Person putting on protective edging on the raised garden bed 01:38

Planting & Growing How to build a raised garden bed Building a raised garden bed is a simple project you can do yourself. Learn how to build a raised garden bed with this guide from Bunnings Warehouse.

Person adding compost and manure to the soil 02:01

Planting & Growing How to improve sandy soil Good soil is the foundation for any healthy garden. We can show you how to improve sandy soil to retain more nutrients and water.

succulents 02:01

Planting & Growing How to plant and care for succulents Succulents come in a huge range of colours, shapes and sizes, will grow just about anywhere and don’t need much looking after, making them a plant that’s perfect for even the most novice gardener. If you’re new to succulents, here are some tips from...

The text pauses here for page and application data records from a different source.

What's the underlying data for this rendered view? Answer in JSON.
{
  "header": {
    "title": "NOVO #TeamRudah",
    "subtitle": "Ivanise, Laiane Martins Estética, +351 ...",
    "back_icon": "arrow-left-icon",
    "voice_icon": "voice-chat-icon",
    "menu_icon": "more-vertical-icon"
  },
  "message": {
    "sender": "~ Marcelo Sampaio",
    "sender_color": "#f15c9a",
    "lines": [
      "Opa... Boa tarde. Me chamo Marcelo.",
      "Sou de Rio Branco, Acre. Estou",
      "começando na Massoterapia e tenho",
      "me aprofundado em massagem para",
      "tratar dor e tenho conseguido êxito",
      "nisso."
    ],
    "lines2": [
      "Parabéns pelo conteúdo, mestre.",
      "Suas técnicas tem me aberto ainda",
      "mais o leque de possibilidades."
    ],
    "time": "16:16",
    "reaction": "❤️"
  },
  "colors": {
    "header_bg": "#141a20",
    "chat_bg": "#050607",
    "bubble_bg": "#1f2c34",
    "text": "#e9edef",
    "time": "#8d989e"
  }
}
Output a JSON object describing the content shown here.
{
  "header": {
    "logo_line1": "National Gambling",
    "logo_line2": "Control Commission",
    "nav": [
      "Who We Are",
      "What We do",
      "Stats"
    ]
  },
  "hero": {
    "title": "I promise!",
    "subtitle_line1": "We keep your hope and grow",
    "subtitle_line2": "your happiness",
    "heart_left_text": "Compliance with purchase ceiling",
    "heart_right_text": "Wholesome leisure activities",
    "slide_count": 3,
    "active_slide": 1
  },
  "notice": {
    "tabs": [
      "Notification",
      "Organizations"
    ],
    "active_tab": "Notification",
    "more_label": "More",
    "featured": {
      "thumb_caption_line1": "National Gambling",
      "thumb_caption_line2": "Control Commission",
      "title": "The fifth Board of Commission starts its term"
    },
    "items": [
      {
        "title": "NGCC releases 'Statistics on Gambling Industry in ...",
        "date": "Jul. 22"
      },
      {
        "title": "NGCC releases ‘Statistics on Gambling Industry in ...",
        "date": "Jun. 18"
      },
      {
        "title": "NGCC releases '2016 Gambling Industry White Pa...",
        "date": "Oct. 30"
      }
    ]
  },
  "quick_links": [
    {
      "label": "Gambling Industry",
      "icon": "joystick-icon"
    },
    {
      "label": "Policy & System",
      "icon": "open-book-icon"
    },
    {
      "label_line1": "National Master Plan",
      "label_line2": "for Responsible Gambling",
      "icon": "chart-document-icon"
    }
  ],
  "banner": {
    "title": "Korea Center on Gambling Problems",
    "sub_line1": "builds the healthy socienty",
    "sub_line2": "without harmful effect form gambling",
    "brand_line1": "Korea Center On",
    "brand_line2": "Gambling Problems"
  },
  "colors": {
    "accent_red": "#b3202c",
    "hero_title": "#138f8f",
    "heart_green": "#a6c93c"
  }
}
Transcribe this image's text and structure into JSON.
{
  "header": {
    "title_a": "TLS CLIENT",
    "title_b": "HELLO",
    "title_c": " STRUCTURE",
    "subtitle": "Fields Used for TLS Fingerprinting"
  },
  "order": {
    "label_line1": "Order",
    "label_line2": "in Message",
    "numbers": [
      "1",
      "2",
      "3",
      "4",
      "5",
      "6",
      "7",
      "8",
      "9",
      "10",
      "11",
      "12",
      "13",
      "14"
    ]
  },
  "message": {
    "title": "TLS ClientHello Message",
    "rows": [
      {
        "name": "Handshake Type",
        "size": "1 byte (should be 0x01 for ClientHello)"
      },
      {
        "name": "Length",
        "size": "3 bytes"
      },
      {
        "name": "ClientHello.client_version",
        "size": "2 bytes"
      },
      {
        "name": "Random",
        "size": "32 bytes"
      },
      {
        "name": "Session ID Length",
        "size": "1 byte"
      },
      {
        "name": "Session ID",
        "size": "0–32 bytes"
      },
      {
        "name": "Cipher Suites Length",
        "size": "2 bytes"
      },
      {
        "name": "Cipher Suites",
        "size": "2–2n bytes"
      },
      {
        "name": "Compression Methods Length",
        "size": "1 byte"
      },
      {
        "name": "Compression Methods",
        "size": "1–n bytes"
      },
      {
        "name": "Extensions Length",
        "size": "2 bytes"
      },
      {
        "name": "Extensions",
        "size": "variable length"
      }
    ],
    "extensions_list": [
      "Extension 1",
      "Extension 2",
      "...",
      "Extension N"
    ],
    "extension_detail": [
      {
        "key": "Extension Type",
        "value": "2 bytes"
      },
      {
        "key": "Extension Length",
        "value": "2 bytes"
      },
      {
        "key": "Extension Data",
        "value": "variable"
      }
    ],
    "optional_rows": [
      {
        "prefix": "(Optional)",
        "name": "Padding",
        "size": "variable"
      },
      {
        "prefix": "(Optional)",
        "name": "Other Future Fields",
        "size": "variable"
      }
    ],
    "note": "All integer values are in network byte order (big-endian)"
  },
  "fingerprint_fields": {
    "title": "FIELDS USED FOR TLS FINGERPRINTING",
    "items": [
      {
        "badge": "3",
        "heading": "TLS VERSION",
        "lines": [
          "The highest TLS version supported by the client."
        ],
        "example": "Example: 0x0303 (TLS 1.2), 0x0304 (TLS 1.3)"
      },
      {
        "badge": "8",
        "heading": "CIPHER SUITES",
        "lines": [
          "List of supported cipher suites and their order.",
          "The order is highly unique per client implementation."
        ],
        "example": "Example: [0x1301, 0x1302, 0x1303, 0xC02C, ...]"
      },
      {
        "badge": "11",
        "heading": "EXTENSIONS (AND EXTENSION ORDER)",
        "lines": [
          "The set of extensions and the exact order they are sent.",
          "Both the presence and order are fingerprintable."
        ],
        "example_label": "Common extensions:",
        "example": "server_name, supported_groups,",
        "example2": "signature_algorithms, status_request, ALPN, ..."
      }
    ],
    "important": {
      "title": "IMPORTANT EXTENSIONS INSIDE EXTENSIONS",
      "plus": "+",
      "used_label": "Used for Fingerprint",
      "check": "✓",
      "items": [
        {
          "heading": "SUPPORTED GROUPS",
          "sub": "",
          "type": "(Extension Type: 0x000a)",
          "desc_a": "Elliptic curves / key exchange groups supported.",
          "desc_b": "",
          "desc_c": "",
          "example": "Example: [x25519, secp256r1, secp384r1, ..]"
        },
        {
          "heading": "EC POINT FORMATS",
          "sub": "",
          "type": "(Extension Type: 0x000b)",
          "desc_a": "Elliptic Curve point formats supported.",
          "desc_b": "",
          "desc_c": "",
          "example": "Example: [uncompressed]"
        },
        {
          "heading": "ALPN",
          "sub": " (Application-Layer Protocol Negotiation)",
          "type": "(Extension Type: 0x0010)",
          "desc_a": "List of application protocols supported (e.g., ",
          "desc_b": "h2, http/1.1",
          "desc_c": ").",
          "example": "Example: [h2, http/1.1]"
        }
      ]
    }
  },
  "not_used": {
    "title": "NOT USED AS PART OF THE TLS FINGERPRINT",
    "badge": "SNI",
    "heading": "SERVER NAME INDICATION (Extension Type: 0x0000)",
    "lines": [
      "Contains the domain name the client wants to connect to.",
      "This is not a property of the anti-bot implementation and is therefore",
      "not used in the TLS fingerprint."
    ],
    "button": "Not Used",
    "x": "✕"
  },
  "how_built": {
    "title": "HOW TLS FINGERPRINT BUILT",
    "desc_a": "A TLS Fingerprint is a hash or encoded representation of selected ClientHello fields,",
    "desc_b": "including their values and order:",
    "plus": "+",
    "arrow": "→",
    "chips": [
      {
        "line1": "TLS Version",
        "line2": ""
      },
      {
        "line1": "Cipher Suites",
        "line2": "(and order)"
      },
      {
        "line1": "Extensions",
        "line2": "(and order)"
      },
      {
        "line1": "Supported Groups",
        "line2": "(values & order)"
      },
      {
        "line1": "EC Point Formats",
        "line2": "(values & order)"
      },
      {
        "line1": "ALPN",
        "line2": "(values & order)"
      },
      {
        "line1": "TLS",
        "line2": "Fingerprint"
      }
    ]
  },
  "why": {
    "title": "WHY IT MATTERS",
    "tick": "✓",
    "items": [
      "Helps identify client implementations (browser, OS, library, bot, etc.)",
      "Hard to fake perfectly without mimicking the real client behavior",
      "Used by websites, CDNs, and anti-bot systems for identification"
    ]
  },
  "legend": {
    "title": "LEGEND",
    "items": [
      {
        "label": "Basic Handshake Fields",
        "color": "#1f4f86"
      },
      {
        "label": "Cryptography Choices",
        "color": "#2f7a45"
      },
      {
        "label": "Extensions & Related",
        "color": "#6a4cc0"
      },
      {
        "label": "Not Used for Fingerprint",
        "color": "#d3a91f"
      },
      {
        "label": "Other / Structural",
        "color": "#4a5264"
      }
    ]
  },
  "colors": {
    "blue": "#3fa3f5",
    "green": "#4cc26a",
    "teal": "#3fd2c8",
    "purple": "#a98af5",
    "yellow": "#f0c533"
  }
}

Person cutting the corrugated edging 03:08

Planting & Growing How to install garden edging Garden edging can help to make your garden beds look neat and tidy. We’ll show you how to install plastic or corrugated garden edging around your garden.

hydrangea

Planting & Growing How to create an allergy-friendly garden If you suffer from hay fever or other allergies, then being out in the garden can, at times, be less than enjoyable. But there are some steps you can take to create an allergy-friendly garden so you can spend more time gardening and less time sneezi...

pot

Planters How to choose the right plant pot Pots are a great way to add colour, interest or texture to your outdoor space. Tuscan Path’s Elaine Foster shares her top tips on how to choose the perfect pot.

sunflower

Planting & Growing How to plant and care for sunflowers Sunflowers are a great way to add colour to your garden, and they’re easy to grow and care for. Bunnings Greenlife buyer Katie explains the basics of how to grow sunflowers and shares some tips on how to care for them.

orchid

Planting & Growing How to care for orchids Orchids are a low-maintenance flower that can be grown indoors or outside in a protected location. And, with a little care, they will provide you with lots of colour.

paint

Guides & Projects How to upcycle almost any piece of furniture with paint Rather than throwing out old household items, you can restore them with paint. It’s a quick, easy and affordable way to give anything from furniture to fences a new lease on life. Learn how to paint and prepare different surfaces to get the finish y...

DIY balcony and courtyard garden

Planters D.I.Y. balcony and courtyard garden Even if your outdoor space is limited to a balcony or courtyard, it doesn’t mean you have to miss out on having a garden. The team at Tuscan Path, who have been supplying pots to the Australian marketplace for over 40 years, share some ideas on how ...

 kitchen benchtop materials

Benchtops & Cabinets A guide to kitchen benchtop materials The perfect benchtop will add style to any kitchen. It’ll also see the most action, so choosing the right benchtop for your kitchen – and budget – is an important decision explains Bunnings Kitchen Designer Ben Carey.

Top of the content